[EXERCISE DIRECTIONS]: Each entry should be printed exactly, with its images omitted.

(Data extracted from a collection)

--------

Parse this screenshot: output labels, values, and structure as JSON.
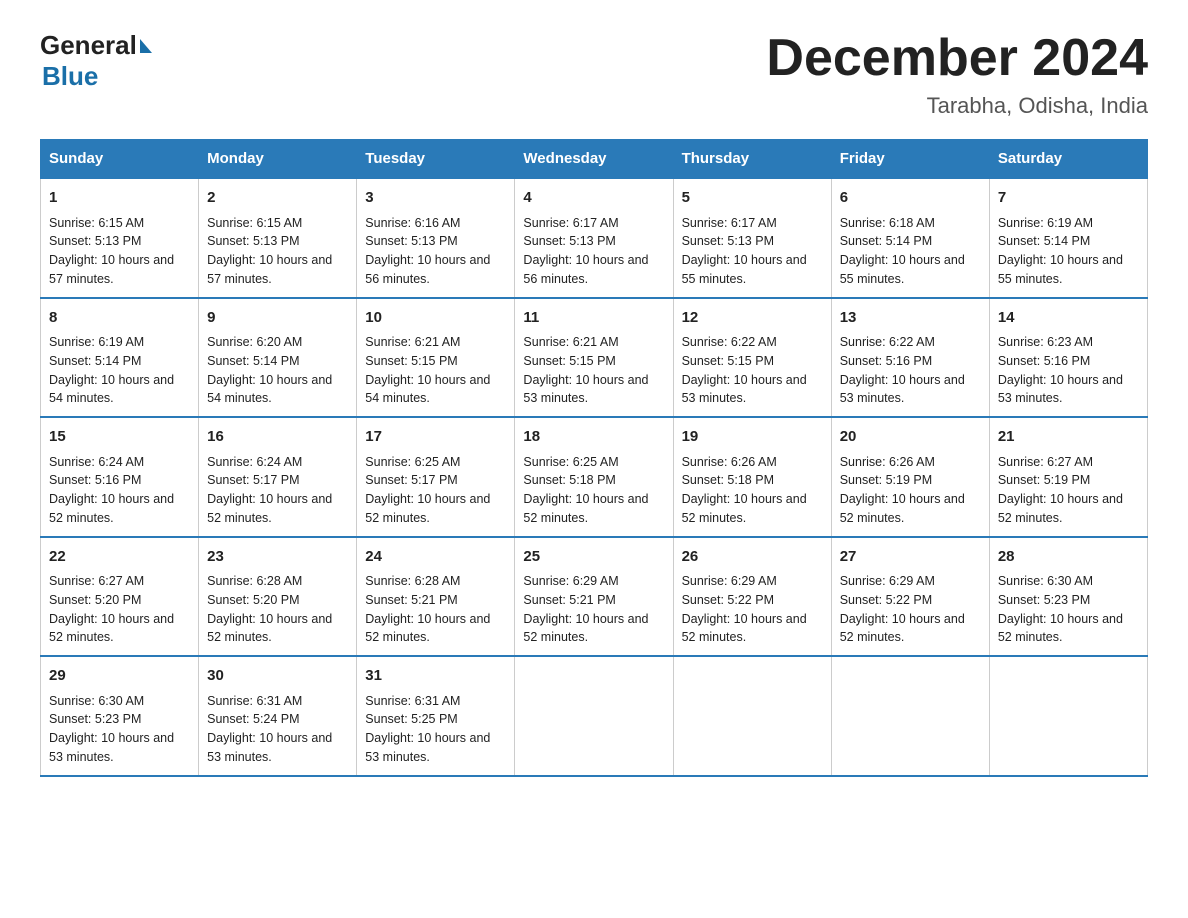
{
  "logo": {
    "general": "General",
    "blue": "Blue",
    "arrow_alt": "logo arrow"
  },
  "title": "December 2024",
  "subtitle": "Tarabha, Odisha, India",
  "days_of_week": [
    "Sunday",
    "Monday",
    "Tuesday",
    "Wednesday",
    "Thursday",
    "Friday",
    "Saturday"
  ],
  "weeks": [
    [
      {
        "day": "1",
        "sunrise": "6:15 AM",
        "sunset": "5:13 PM",
        "daylight": "10 hours and 57 minutes."
      },
      {
        "day": "2",
        "sunrise": "6:15 AM",
        "sunset": "5:13 PM",
        "daylight": "10 hours and 57 minutes."
      },
      {
        "day": "3",
        "sunrise": "6:16 AM",
        "sunset": "5:13 PM",
        "daylight": "10 hours and 56 minutes."
      },
      {
        "day": "4",
        "sunrise": "6:17 AM",
        "sunset": "5:13 PM",
        "daylight": "10 hours and 56 minutes."
      },
      {
        "day": "5",
        "sunrise": "6:17 AM",
        "sunset": "5:13 PM",
        "daylight": "10 hours and 55 minutes."
      },
      {
        "day": "6",
        "sunrise": "6:18 AM",
        "sunset": "5:14 PM",
        "daylight": "10 hours and 55 minutes."
      },
      {
        "day": "7",
        "sunrise": "6:19 AM",
        "sunset": "5:14 PM",
        "daylight": "10 hours and 55 minutes."
      }
    ],
    [
      {
        "day": "8",
        "sunrise": "6:19 AM",
        "sunset": "5:14 PM",
        "daylight": "10 hours and 54 minutes."
      },
      {
        "day": "9",
        "sunrise": "6:20 AM",
        "sunset": "5:14 PM",
        "daylight": "10 hours and 54 minutes."
      },
      {
        "day": "10",
        "sunrise": "6:21 AM",
        "sunset": "5:15 PM",
        "daylight": "10 hours and 54 minutes."
      },
      {
        "day": "11",
        "sunrise": "6:21 AM",
        "sunset": "5:15 PM",
        "daylight": "10 hours and 53 minutes."
      },
      {
        "day": "12",
        "sunrise": "6:22 AM",
        "sunset": "5:15 PM",
        "daylight": "10 hours and 53 minutes."
      },
      {
        "day": "13",
        "sunrise": "6:22 AM",
        "sunset": "5:16 PM",
        "daylight": "10 hours and 53 minutes."
      },
      {
        "day": "14",
        "sunrise": "6:23 AM",
        "sunset": "5:16 PM",
        "daylight": "10 hours and 53 minutes."
      }
    ],
    [
      {
        "day": "15",
        "sunrise": "6:24 AM",
        "sunset": "5:16 PM",
        "daylight": "10 hours and 52 minutes."
      },
      {
        "day": "16",
        "sunrise": "6:24 AM",
        "sunset": "5:17 PM",
        "daylight": "10 hours and 52 minutes."
      },
      {
        "day": "17",
        "sunrise": "6:25 AM",
        "sunset": "5:17 PM",
        "daylight": "10 hours and 52 minutes."
      },
      {
        "day": "18",
        "sunrise": "6:25 AM",
        "sunset": "5:18 PM",
        "daylight": "10 hours and 52 minutes."
      },
      {
        "day": "19",
        "sunrise": "6:26 AM",
        "sunset": "5:18 PM",
        "daylight": "10 hours and 52 minutes."
      },
      {
        "day": "20",
        "sunrise": "6:26 AM",
        "sunset": "5:19 PM",
        "daylight": "10 hours and 52 minutes."
      },
      {
        "day": "21",
        "sunrise": "6:27 AM",
        "sunset": "5:19 PM",
        "daylight": "10 hours and 52 minutes."
      }
    ],
    [
      {
        "day": "22",
        "sunrise": "6:27 AM",
        "sunset": "5:20 PM",
        "daylight": "10 hours and 52 minutes."
      },
      {
        "day": "23",
        "sunrise": "6:28 AM",
        "sunset": "5:20 PM",
        "daylight": "10 hours and 52 minutes."
      },
      {
        "day": "24",
        "sunrise": "6:28 AM",
        "sunset": "5:21 PM",
        "daylight": "10 hours and 52 minutes."
      },
      {
        "day": "25",
        "sunrise": "6:29 AM",
        "sunset": "5:21 PM",
        "daylight": "10 hours and 52 minutes."
      },
      {
        "day": "26",
        "sunrise": "6:29 AM",
        "sunset": "5:22 PM",
        "daylight": "10 hours and 52 minutes."
      },
      {
        "day": "27",
        "sunrise": "6:29 AM",
        "sunset": "5:22 PM",
        "daylight": "10 hours and 52 minutes."
      },
      {
        "day": "28",
        "sunrise": "6:30 AM",
        "sunset": "5:23 PM",
        "daylight": "10 hours and 52 minutes."
      }
    ],
    [
      {
        "day": "29",
        "sunrise": "6:30 AM",
        "sunset": "5:23 PM",
        "daylight": "10 hours and 53 minutes."
      },
      {
        "day": "30",
        "sunrise": "6:31 AM",
        "sunset": "5:24 PM",
        "daylight": "10 hours and 53 minutes."
      },
      {
        "day": "31",
        "sunrise": "6:31 AM",
        "sunset": "5:25 PM",
        "daylight": "10 hours and 53 minutes."
      },
      {
        "day": "",
        "sunrise": "",
        "sunset": "",
        "daylight": ""
      },
      {
        "day": "",
        "sunrise": "",
        "sunset": "",
        "daylight": ""
      },
      {
        "day": "",
        "sunrise": "",
        "sunset": "",
        "daylight": ""
      },
      {
        "day": "",
        "sunrise": "",
        "sunset": "",
        "daylight": ""
      }
    ]
  ],
  "labels": {
    "sunrise_prefix": "Sunrise: ",
    "sunset_prefix": "Sunset: ",
    "daylight_prefix": "Daylight: "
  }
}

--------

[SOLUTION TO THE PROBLEM]:
Parse this screenshot: output labels, values, and structure as JSON.
{
  "logo": {
    "general": "General",
    "blue": "Blue",
    "arrow_alt": "logo arrow"
  },
  "title": "December 2024",
  "subtitle": "Tarabha, Odisha, India",
  "days_of_week": [
    "Sunday",
    "Monday",
    "Tuesday",
    "Wednesday",
    "Thursday",
    "Friday",
    "Saturday"
  ],
  "weeks": [
    [
      {
        "day": "1",
        "sunrise": "6:15 AM",
        "sunset": "5:13 PM",
        "daylight": "10 hours and 57 minutes."
      },
      {
        "day": "2",
        "sunrise": "6:15 AM",
        "sunset": "5:13 PM",
        "daylight": "10 hours and 57 minutes."
      },
      {
        "day": "3",
        "sunrise": "6:16 AM",
        "sunset": "5:13 PM",
        "daylight": "10 hours and 56 minutes."
      },
      {
        "day": "4",
        "sunrise": "6:17 AM",
        "sunset": "5:13 PM",
        "daylight": "10 hours and 56 minutes."
      },
      {
        "day": "5",
        "sunrise": "6:17 AM",
        "sunset": "5:13 PM",
        "daylight": "10 hours and 55 minutes."
      },
      {
        "day": "6",
        "sunrise": "6:18 AM",
        "sunset": "5:14 PM",
        "daylight": "10 hours and 55 minutes."
      },
      {
        "day": "7",
        "sunrise": "6:19 AM",
        "sunset": "5:14 PM",
        "daylight": "10 hours and 55 minutes."
      }
    ],
    [
      {
        "day": "8",
        "sunrise": "6:19 AM",
        "sunset": "5:14 PM",
        "daylight": "10 hours and 54 minutes."
      },
      {
        "day": "9",
        "sunrise": "6:20 AM",
        "sunset": "5:14 PM",
        "daylight": "10 hours and 54 minutes."
      },
      {
        "day": "10",
        "sunrise": "6:21 AM",
        "sunset": "5:15 PM",
        "daylight": "10 hours and 54 minutes."
      },
      {
        "day": "11",
        "sunrise": "6:21 AM",
        "sunset": "5:15 PM",
        "daylight": "10 hours and 53 minutes."
      },
      {
        "day": "12",
        "sunrise": "6:22 AM",
        "sunset": "5:15 PM",
        "daylight": "10 hours and 53 minutes."
      },
      {
        "day": "13",
        "sunrise": "6:22 AM",
        "sunset": "5:16 PM",
        "daylight": "10 hours and 53 minutes."
      },
      {
        "day": "14",
        "sunrise": "6:23 AM",
        "sunset": "5:16 PM",
        "daylight": "10 hours and 53 minutes."
      }
    ],
    [
      {
        "day": "15",
        "sunrise": "6:24 AM",
        "sunset": "5:16 PM",
        "daylight": "10 hours and 52 minutes."
      },
      {
        "day": "16",
        "sunrise": "6:24 AM",
        "sunset": "5:17 PM",
        "daylight": "10 hours and 52 minutes."
      },
      {
        "day": "17",
        "sunrise": "6:25 AM",
        "sunset": "5:17 PM",
        "daylight": "10 hours and 52 minutes."
      },
      {
        "day": "18",
        "sunrise": "6:25 AM",
        "sunset": "5:18 PM",
        "daylight": "10 hours and 52 minutes."
      },
      {
        "day": "19",
        "sunrise": "6:26 AM",
        "sunset": "5:18 PM",
        "daylight": "10 hours and 52 minutes."
      },
      {
        "day": "20",
        "sunrise": "6:26 AM",
        "sunset": "5:19 PM",
        "daylight": "10 hours and 52 minutes."
      },
      {
        "day": "21",
        "sunrise": "6:27 AM",
        "sunset": "5:19 PM",
        "daylight": "10 hours and 52 minutes."
      }
    ],
    [
      {
        "day": "22",
        "sunrise": "6:27 AM",
        "sunset": "5:20 PM",
        "daylight": "10 hours and 52 minutes."
      },
      {
        "day": "23",
        "sunrise": "6:28 AM",
        "sunset": "5:20 PM",
        "daylight": "10 hours and 52 minutes."
      },
      {
        "day": "24",
        "sunrise": "6:28 AM",
        "sunset": "5:21 PM",
        "daylight": "10 hours and 52 minutes."
      },
      {
        "day": "25",
        "sunrise": "6:29 AM",
        "sunset": "5:21 PM",
        "daylight": "10 hours and 52 minutes."
      },
      {
        "day": "26",
        "sunrise": "6:29 AM",
        "sunset": "5:22 PM",
        "daylight": "10 hours and 52 minutes."
      },
      {
        "day": "27",
        "sunrise": "6:29 AM",
        "sunset": "5:22 PM",
        "daylight": "10 hours and 52 minutes."
      },
      {
        "day": "28",
        "sunrise": "6:30 AM",
        "sunset": "5:23 PM",
        "daylight": "10 hours and 52 minutes."
      }
    ],
    [
      {
        "day": "29",
        "sunrise": "6:30 AM",
        "sunset": "5:23 PM",
        "daylight": "10 hours and 53 minutes."
      },
      {
        "day": "30",
        "sunrise": "6:31 AM",
        "sunset": "5:24 PM",
        "daylight": "10 hours and 53 minutes."
      },
      {
        "day": "31",
        "sunrise": "6:31 AM",
        "sunset": "5:25 PM",
        "daylight": "10 hours and 53 minutes."
      },
      {
        "day": "",
        "sunrise": "",
        "sunset": "",
        "daylight": ""
      },
      {
        "day": "",
        "sunrise": "",
        "sunset": "",
        "daylight": ""
      },
      {
        "day": "",
        "sunrise": "",
        "sunset": "",
        "daylight": ""
      },
      {
        "day": "",
        "sunrise": "",
        "sunset": "",
        "daylight": ""
      }
    ]
  ],
  "labels": {
    "sunrise_prefix": "Sunrise: ",
    "sunset_prefix": "Sunset: ",
    "daylight_prefix": "Daylight: "
  }
}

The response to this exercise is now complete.